Action item. Below are some records; retype all of them exactly.

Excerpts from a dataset
--------

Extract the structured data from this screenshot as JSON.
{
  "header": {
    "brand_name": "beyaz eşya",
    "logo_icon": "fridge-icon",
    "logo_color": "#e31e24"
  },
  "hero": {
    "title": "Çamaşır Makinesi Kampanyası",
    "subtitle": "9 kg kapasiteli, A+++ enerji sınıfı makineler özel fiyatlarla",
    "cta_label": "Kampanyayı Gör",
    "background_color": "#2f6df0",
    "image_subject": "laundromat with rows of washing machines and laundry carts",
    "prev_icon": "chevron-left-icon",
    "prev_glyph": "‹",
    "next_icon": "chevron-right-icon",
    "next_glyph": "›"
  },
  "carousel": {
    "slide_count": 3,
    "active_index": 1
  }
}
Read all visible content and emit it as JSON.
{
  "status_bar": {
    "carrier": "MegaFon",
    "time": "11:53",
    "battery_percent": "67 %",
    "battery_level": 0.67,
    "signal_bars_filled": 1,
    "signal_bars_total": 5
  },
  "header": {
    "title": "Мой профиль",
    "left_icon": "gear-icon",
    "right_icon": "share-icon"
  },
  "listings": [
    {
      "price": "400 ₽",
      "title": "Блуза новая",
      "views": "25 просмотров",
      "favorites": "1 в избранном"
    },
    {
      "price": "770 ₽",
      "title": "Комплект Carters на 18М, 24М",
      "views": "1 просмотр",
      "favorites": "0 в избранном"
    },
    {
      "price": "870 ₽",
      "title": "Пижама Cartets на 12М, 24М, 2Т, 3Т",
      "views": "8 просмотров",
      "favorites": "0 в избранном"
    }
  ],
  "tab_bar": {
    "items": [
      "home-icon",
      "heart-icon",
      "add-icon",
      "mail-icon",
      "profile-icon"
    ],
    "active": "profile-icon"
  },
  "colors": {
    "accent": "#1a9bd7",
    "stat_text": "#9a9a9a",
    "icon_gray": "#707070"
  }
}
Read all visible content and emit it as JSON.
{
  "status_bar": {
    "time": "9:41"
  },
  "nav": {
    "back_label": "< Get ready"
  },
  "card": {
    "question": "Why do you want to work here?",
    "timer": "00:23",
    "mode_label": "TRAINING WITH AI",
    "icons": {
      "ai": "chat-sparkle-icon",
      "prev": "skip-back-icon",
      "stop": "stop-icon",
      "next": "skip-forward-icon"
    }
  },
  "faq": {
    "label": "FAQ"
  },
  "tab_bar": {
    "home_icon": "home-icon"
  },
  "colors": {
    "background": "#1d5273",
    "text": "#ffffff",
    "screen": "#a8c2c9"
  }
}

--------

Answer.
Extract the structured data from this screenshot as JSON.
{
  "header": {
    "brand_name": "beyaz eşya",
    "logo_icon": "fridge-icon",
    "logo_color": "#e31e24"
  },
  "hero": {
    "title": "Çamaşır Makinesi Kampanyası",
    "subtitle": "9 kg kapasiteli, A+++ enerji sınıfı makineler özel fiyatlarla",
    "cta_label": "Kampanyayı Gör",
    "background_color": "#2f6df0",
    "image_subject": "laundromat with rows of washing machines and laundry carts",
    "prev_icon": "chevron-left-icon",
    "prev_glyph": "‹",
    "next_icon": "chevron-right-icon",
    "next_glyph": "›"
  },
  "carousel": {
    "slide_count": 3,
    "active_index": 1
  }
}
Read all visible content and emit it as JSON.
{
  "status_bar": {
    "carrier": "MegaFon",
    "time": "11:53",
    "battery_percent": "67 %",
    "battery_level": 0.67,
    "signal_bars_filled": 1,
    "signal_bars_total": 5
  },
  "header": {
    "title": "Мой профиль",
    "left_icon": "gear-icon",
    "right_icon": "share-icon"
  },
  "listings": [
    {
      "price": "400 ₽",
      "title": "Блуза новая",
      "views": "25 просмотров",
      "favorites": "1 в избранном"
    },
    {
      "price": "770 ₽",
      "title": "Комплект Carters на 18М, 24М",
      "views": "1 просмотр",
      "favorites": "0 в избранном"
    },
    {
      "price": "870 ₽",
      "title": "Пижама Cartets на 12М, 24М, 2Т, 3Т",
      "views": "8 просмотров",
      "favorites": "0 в избранном"
    }
  ],
  "tab_bar": {
    "items": [
      "home-icon",
      "heart-icon",
      "add-icon",
      "mail-icon",
      "profile-icon"
    ],
    "active": "profile-icon"
  },
  "colors": {
    "accent": "#1a9bd7",
    "stat_text": "#9a9a9a",
    "icon_gray": "#707070"
  }
}
Read all visible content and emit it as JSON.
{
  "status_bar": {
    "time": "9:41"
  },
  "nav": {
    "back_label": "< Get ready"
  },
  "card": {
    "question": "Why do you want to work here?",
    "timer": "00:23",
    "mode_label": "TRAINING WITH AI",
    "icons": {
      "ai": "chat-sparkle-icon",
      "prev": "skip-back-icon",
      "stop": "stop-icon",
      "next": "skip-forward-icon"
    }
  },
  "faq": {
    "label": "FAQ"
  },
  "tab_bar": {
    "home_icon": "home-icon"
  },
  "colors": {
    "background": "#1d5273",
    "text": "#ffffff",
    "screen": "#a8c2c9"
  }
}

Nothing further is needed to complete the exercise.